_WORK REQUIRED_.
Which lines in the data below contain the word "description"? Copy each of them.

==*==

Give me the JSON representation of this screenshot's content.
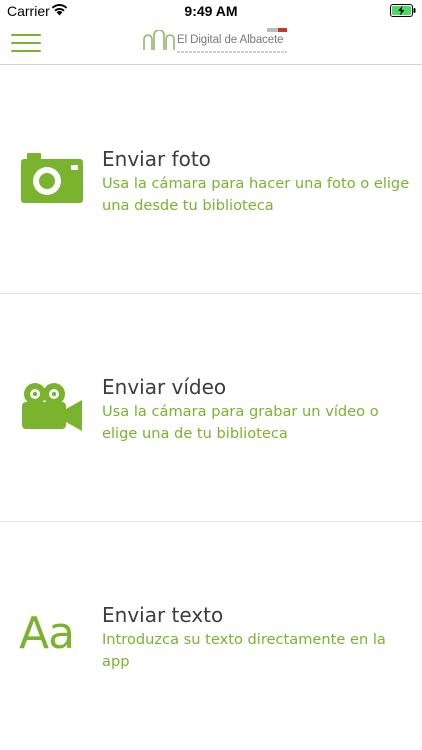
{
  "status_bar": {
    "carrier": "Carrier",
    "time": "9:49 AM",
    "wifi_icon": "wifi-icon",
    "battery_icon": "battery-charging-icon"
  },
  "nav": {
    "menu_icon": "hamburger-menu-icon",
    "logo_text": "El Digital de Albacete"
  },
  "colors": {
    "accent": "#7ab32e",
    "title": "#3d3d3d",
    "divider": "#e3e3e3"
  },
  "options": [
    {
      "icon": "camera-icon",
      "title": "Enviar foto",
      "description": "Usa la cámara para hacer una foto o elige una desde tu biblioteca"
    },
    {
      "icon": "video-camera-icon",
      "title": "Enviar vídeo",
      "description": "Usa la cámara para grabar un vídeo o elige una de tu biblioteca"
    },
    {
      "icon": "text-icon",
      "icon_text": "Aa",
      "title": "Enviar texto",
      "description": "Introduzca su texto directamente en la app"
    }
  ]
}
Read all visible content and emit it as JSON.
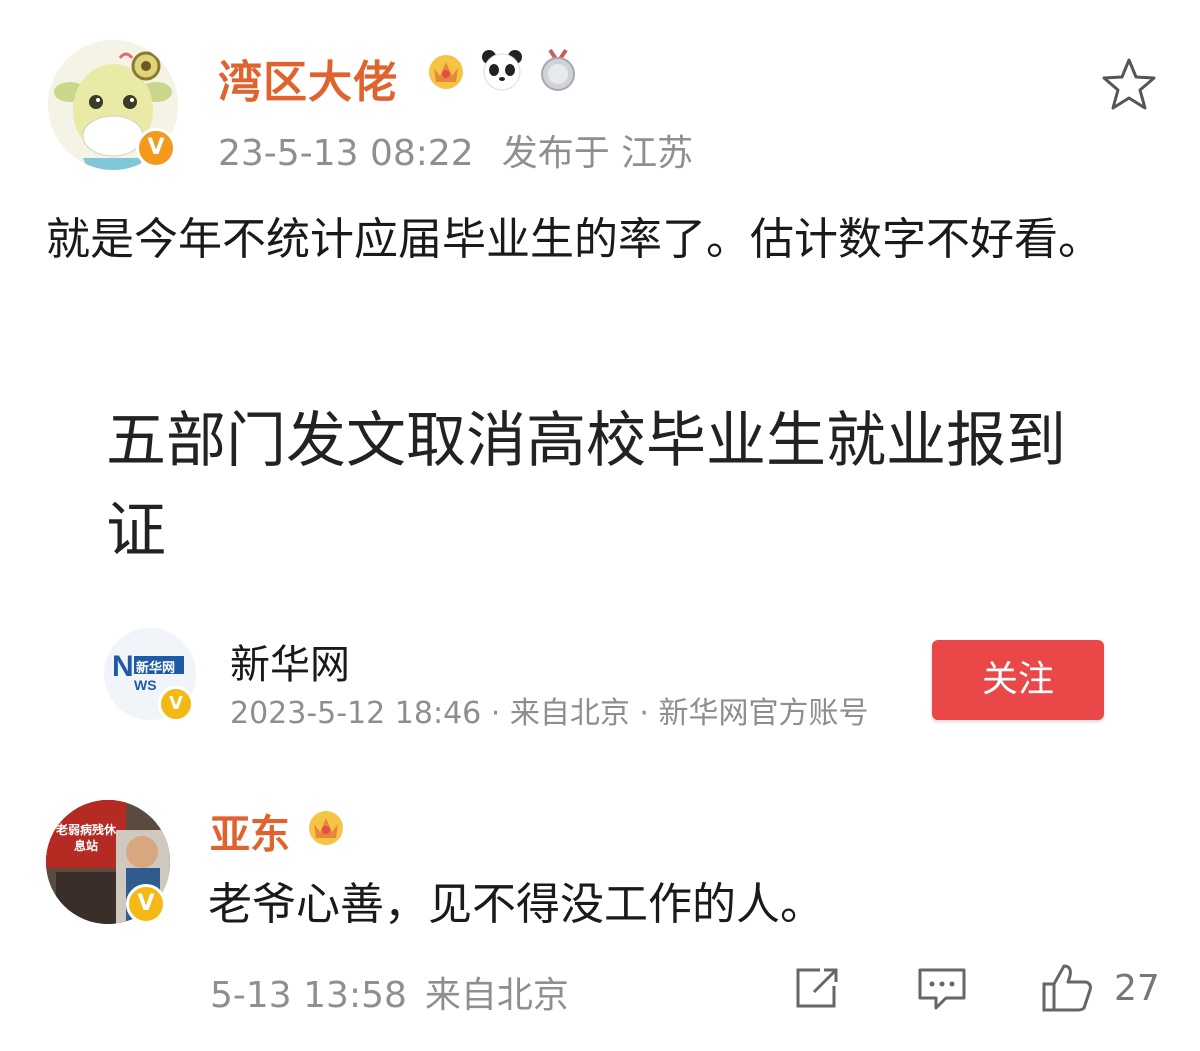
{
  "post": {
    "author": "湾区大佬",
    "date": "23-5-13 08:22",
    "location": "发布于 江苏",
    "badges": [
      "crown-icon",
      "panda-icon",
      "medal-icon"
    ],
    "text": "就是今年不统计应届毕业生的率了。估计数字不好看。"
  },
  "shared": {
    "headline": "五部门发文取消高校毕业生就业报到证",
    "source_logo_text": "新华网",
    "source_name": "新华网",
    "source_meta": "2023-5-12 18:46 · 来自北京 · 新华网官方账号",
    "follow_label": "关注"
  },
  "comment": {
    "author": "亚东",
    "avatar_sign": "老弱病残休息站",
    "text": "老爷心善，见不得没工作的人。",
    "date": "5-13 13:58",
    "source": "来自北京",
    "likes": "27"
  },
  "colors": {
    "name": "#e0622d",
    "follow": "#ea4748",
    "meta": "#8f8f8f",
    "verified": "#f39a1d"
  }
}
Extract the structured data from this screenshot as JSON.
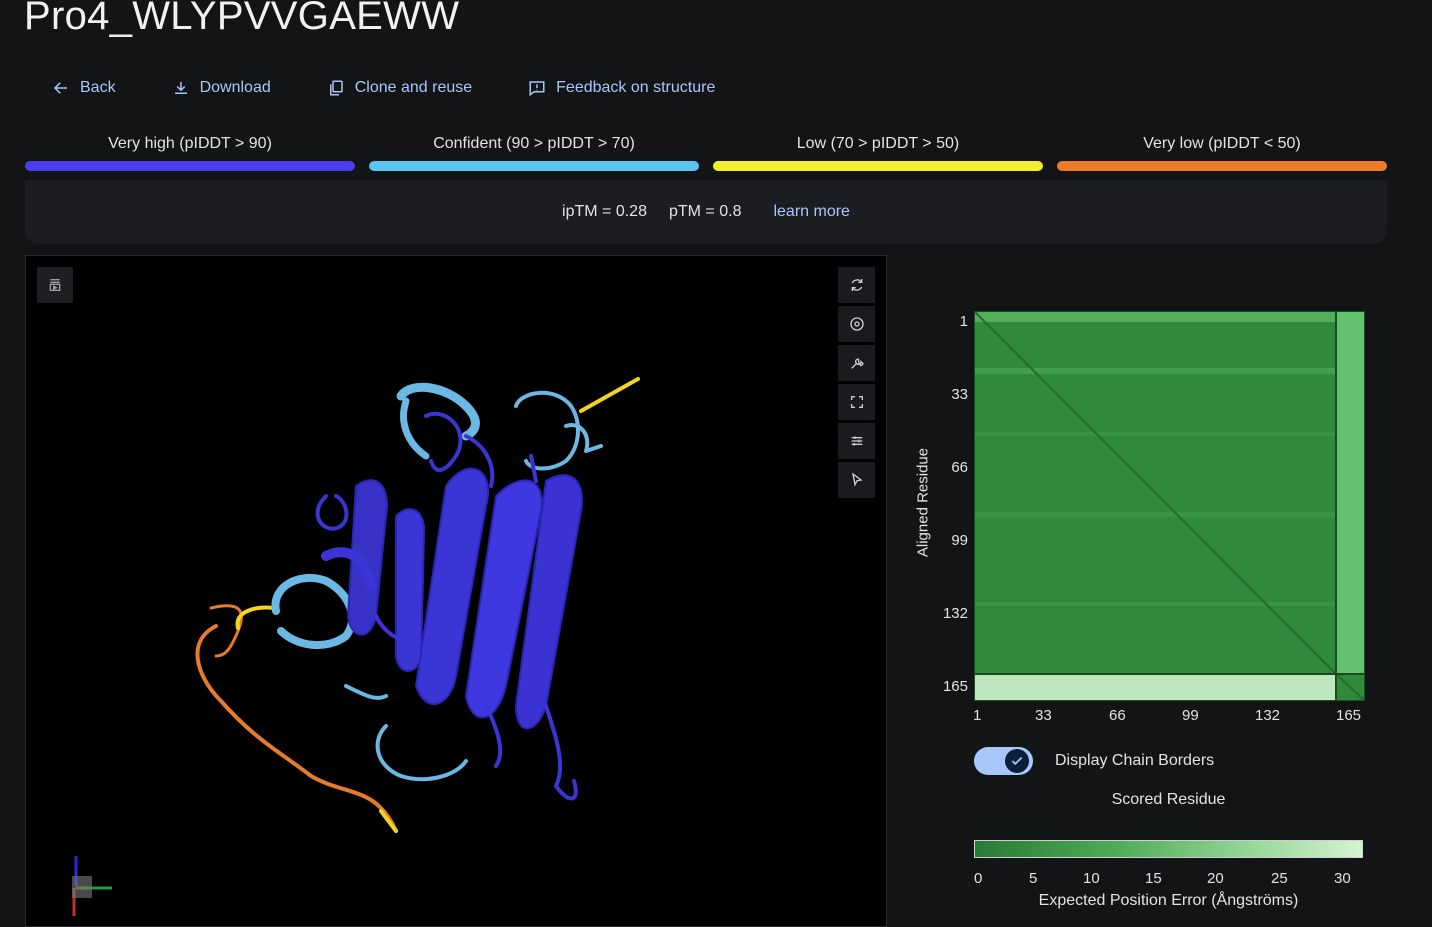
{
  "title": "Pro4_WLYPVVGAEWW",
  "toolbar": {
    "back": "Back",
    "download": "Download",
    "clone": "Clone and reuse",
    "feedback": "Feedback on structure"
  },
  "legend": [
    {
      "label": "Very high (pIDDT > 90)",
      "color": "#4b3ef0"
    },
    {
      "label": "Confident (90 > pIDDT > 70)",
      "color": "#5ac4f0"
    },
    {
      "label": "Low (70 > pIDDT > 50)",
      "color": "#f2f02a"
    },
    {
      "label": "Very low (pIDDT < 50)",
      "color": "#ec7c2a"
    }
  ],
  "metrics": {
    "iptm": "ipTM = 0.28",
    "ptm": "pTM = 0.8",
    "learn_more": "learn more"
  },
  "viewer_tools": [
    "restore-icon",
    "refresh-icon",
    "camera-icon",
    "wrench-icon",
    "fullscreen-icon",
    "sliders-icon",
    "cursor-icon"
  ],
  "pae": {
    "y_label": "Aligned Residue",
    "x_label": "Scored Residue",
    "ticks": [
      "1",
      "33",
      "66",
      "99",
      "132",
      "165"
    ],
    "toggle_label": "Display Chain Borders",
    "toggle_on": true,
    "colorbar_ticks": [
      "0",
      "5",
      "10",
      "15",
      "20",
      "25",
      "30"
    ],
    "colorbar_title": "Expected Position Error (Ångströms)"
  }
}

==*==

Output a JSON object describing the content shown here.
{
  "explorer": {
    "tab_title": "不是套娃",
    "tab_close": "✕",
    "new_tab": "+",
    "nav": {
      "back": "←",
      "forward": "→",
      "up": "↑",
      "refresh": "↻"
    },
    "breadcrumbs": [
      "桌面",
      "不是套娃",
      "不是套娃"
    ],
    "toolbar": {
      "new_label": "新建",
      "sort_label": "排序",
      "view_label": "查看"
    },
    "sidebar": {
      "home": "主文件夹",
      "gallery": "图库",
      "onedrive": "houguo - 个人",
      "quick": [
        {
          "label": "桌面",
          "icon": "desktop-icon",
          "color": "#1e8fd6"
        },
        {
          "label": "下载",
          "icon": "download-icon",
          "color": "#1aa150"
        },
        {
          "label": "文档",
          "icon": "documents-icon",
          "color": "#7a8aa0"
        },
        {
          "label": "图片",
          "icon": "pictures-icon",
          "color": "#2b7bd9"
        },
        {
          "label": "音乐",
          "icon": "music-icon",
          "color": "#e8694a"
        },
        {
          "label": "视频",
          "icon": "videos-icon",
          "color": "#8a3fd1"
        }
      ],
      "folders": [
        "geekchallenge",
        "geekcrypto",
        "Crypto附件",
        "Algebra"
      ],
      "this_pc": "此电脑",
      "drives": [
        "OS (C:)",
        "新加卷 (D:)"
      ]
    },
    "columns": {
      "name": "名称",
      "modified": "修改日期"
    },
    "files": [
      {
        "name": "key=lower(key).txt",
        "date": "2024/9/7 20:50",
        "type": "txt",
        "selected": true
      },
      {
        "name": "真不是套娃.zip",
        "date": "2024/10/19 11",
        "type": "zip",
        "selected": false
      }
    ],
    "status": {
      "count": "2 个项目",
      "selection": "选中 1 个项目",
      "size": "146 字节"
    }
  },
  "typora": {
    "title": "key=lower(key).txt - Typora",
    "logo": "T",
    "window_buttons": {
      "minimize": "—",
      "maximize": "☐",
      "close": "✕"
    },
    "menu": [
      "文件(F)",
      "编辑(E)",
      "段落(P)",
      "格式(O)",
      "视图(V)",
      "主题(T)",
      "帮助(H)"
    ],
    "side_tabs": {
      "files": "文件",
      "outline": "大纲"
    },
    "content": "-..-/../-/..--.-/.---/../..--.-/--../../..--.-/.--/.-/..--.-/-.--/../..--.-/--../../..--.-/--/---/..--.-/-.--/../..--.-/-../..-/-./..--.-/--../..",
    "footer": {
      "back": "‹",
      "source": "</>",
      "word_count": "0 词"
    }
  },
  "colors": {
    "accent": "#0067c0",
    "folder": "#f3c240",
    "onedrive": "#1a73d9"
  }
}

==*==

_EXERCISE RESPONSE_.
      "description": "Usa la cámara para hacer una foto o elige una desde tu biblioteca"
      "description": "Usa la cámara para grabar un vídeo o elige una de tu biblioteca"
      "description": "Introduzca su texto directamente en la app"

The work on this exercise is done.